“Research biobanks:

mixed consent as the prerequisite for the freedom of biomedical research”

The purpose of the research biobanks is to collect human biological samples and the related information important for biomedical research, which in the future can be used for comprehensive scientific research. Such research would assist in creating new medicine, acquiring knowledge on the illness-inducing factors, analysing the complex research that the state should invest into in order to assure the public health protection and save funds required for treatment. However, in spite of the undeniably positive effect of the biobank operations, one should not ignore the theoretical and practical or even ethical problems arising from the operations of the biobanks. Thus, the present research analysis of the various problems occurring in foreign countries is an attempt to find and propose for Lithuania such a legal regime (paying the main attention for the proper consent model of the person), which would maximally protect the human rights, but also would not deny the very essence of the research to have an opportunity for a free choice of the scope of the research, the opportunity to experiment, and in this way to make discoveries in the field of health that are important for all the society.

The present scientific analysis is comprised of an introduction, four chapters, the author’s practical suggestions for Lithuania, and conclusions that summarise the results of the research.
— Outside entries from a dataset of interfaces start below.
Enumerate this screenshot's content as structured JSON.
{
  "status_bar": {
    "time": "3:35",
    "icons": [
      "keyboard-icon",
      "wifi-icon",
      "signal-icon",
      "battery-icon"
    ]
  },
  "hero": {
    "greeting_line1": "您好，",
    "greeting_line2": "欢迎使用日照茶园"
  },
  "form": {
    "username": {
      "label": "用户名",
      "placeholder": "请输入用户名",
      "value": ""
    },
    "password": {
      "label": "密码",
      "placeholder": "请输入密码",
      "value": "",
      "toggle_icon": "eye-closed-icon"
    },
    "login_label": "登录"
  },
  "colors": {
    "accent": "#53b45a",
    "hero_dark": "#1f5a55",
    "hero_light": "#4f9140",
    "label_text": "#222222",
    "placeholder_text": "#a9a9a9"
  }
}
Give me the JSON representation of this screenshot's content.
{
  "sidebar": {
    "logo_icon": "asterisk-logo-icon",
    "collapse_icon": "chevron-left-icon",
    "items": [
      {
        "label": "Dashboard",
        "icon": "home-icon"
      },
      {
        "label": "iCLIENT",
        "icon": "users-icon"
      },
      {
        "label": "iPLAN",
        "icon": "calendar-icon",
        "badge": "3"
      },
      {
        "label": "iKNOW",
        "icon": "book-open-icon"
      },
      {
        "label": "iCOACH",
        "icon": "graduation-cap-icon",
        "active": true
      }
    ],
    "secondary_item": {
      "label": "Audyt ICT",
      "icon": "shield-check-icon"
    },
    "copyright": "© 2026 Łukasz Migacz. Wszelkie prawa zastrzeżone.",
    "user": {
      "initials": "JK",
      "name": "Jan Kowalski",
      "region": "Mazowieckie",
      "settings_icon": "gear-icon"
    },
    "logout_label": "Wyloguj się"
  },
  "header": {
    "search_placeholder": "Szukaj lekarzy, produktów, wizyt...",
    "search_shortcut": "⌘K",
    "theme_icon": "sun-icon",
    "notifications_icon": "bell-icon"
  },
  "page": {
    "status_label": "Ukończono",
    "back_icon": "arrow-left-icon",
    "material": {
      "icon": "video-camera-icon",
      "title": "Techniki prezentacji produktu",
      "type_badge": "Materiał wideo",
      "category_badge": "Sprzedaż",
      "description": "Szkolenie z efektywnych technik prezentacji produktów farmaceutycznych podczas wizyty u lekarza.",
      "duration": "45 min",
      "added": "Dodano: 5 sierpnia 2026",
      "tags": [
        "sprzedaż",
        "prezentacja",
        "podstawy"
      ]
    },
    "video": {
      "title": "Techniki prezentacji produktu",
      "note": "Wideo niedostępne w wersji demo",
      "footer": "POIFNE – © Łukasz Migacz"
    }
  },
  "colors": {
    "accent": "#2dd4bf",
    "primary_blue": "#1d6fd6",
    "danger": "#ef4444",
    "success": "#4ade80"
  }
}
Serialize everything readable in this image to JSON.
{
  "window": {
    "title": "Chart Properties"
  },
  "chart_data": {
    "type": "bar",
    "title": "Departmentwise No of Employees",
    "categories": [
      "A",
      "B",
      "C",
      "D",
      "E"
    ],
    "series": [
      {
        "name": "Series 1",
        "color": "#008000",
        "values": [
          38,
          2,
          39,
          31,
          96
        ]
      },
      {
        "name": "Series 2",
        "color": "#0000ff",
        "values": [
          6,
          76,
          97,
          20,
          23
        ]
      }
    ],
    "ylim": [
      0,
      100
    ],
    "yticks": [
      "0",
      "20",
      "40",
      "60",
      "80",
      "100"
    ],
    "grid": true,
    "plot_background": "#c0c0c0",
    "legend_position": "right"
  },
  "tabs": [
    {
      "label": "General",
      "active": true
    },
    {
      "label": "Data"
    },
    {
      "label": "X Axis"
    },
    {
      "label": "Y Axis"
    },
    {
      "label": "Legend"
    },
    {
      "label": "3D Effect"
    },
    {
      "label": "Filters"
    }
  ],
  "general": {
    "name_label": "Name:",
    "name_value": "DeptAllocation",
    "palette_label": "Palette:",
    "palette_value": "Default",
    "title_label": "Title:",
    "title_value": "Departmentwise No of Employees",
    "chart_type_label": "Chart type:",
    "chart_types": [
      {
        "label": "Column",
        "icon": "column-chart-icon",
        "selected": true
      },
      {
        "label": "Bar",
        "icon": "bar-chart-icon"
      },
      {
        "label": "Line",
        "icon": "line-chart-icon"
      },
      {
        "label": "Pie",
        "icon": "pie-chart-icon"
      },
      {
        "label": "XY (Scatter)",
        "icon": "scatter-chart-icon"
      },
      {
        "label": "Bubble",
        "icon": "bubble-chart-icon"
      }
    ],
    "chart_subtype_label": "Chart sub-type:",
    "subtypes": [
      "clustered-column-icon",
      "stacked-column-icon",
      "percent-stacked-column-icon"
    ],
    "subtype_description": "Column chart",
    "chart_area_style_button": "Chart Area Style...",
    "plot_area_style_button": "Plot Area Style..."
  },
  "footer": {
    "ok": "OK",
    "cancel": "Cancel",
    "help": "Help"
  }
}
The final part of the research includes the bibliography, the list of the author‘s scientific publications and conference presentations as well as Appendices: a sample of a personal consent form for the biobank and a questionnaire used during the research preparation process for a quantitative research – interviews of the experts closely related to the health protection and biobank operations.

Dr. Edvinas Meskys summary of the doctoral dissertation can be found by clicking on the link – “Research biobanks: mixed consent as the prerequisite for the freedom of biomedical research”.